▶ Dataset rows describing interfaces
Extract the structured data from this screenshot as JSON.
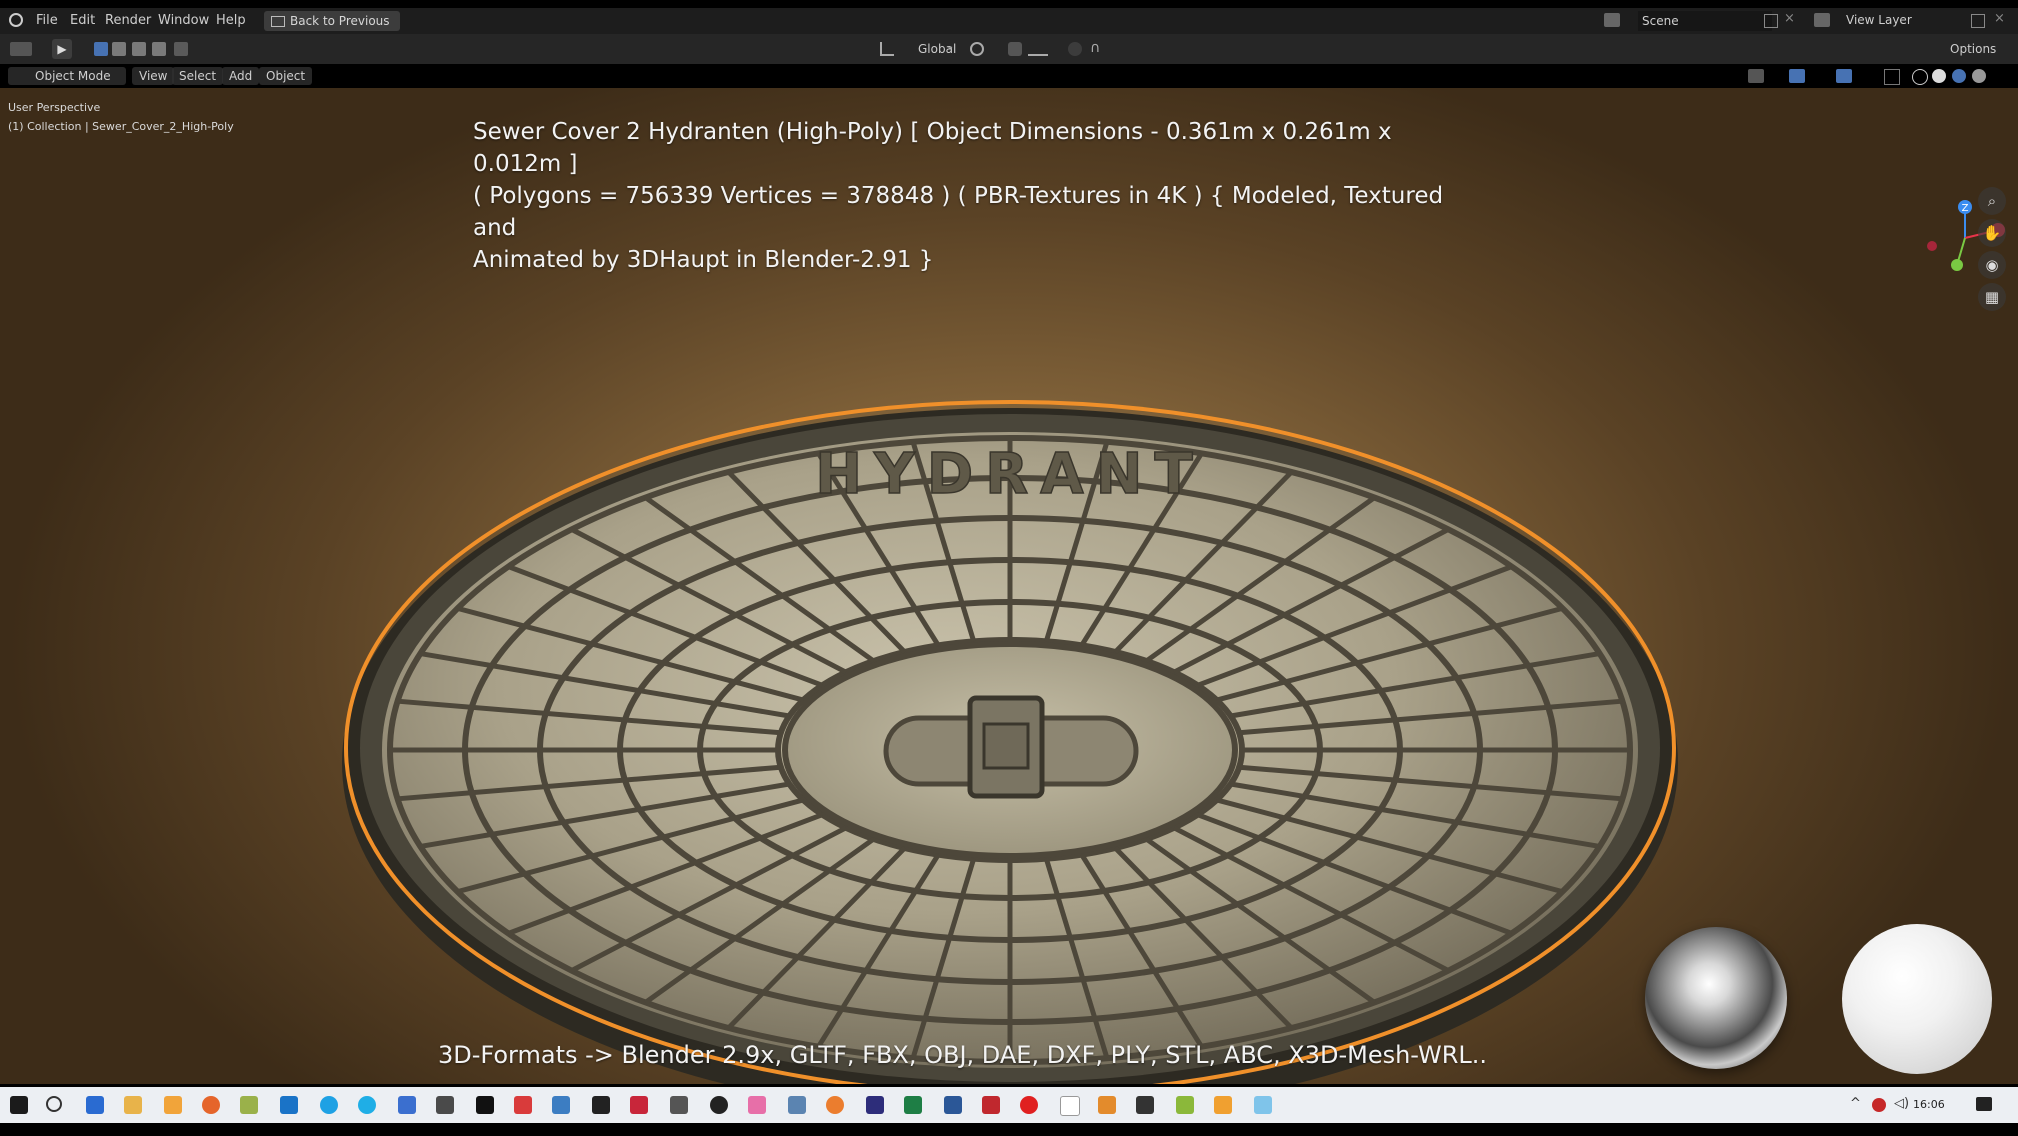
{
  "topbar": {
    "menus": [
      "File",
      "Edit",
      "Render",
      "Window",
      "Help"
    ],
    "back_button": "Back to Previous",
    "scene_label": "Scene",
    "view_layer_label": "View Layer"
  },
  "toolbar": {
    "transform_orientation": "Global",
    "options_label": "Options"
  },
  "viewport_header": {
    "mode": "Object Mode",
    "menus": [
      "View",
      "Select",
      "Add",
      "Object"
    ]
  },
  "viewport_info": {
    "perspective": "User Perspective",
    "collection": "(1) Collection | Sewer_Cover_2_High-Poly"
  },
  "overlay": {
    "title_line1": "Sewer Cover 2 Hydranten (High-Poly) [ Object Dimensions -  0.361m x 0.261m x 0.012m ]",
    "title_line2": "( Polygons = 756339 Vertices = 378848 ) ( PBR-Textures in 4K ) { Modeled, Textured and",
    "title_line3": "Animated by 3DHaupt in Blender-2.91 }",
    "formats": "3D-Formats -> Blender 2.9x, GLTF, FBX, OBJ, DAE, DXF, PLY, STL, ABC, X3D-Mesh-WRL.."
  },
  "model": {
    "embossed_text": "HYDRANT",
    "outline_color": "#f0902a",
    "metal_color": "#a9a189"
  },
  "gizmo": {
    "z_label": "Z",
    "x_color": "#e8344a",
    "y_color": "#7ac943",
    "z_color": "#3b8df0"
  },
  "nav_icons": [
    "zoom-icon",
    "hand-pan-icon",
    "camera-icon",
    "grid-icon"
  ],
  "taskbar": {
    "time": "16:06"
  }
}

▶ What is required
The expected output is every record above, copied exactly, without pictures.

▶ Answer to the exercise
Extract the structured data from this screenshot as JSON.
{
  "topbar": {
    "menus": [
      "File",
      "Edit",
      "Render",
      "Window",
      "Help"
    ],
    "back_button": "Back to Previous",
    "scene_label": "Scene",
    "view_layer_label": "View Layer"
  },
  "toolbar": {
    "transform_orientation": "Global",
    "options_label": "Options"
  },
  "viewport_header": {
    "mode": "Object Mode",
    "menus": [
      "View",
      "Select",
      "Add",
      "Object"
    ]
  },
  "viewport_info": {
    "perspective": "User Perspective",
    "collection": "(1) Collection | Sewer_Cover_2_High-Poly"
  },
  "overlay": {
    "title_line1": "Sewer Cover 2 Hydranten (High-Poly) [ Object Dimensions -  0.361m x 0.261m x 0.012m ]",
    "title_line2": "( Polygons = 756339 Vertices = 378848 ) ( PBR-Textures in 4K ) { Modeled, Textured and",
    "title_line3": "Animated by 3DHaupt in Blender-2.91 }",
    "formats": "3D-Formats -> Blender 2.9x, GLTF, FBX, OBJ, DAE, DXF, PLY, STL, ABC, X3D-Mesh-WRL.."
  },
  "model": {
    "embossed_text": "HYDRANT",
    "outline_color": "#f0902a",
    "metal_color": "#a9a189"
  },
  "gizmo": {
    "z_label": "Z",
    "x_color": "#e8344a",
    "y_color": "#7ac943",
    "z_color": "#3b8df0"
  },
  "nav_icons": [
    "zoom-icon",
    "hand-pan-icon",
    "camera-icon",
    "grid-icon"
  ],
  "taskbar": {
    "time": "16:06"
  }
}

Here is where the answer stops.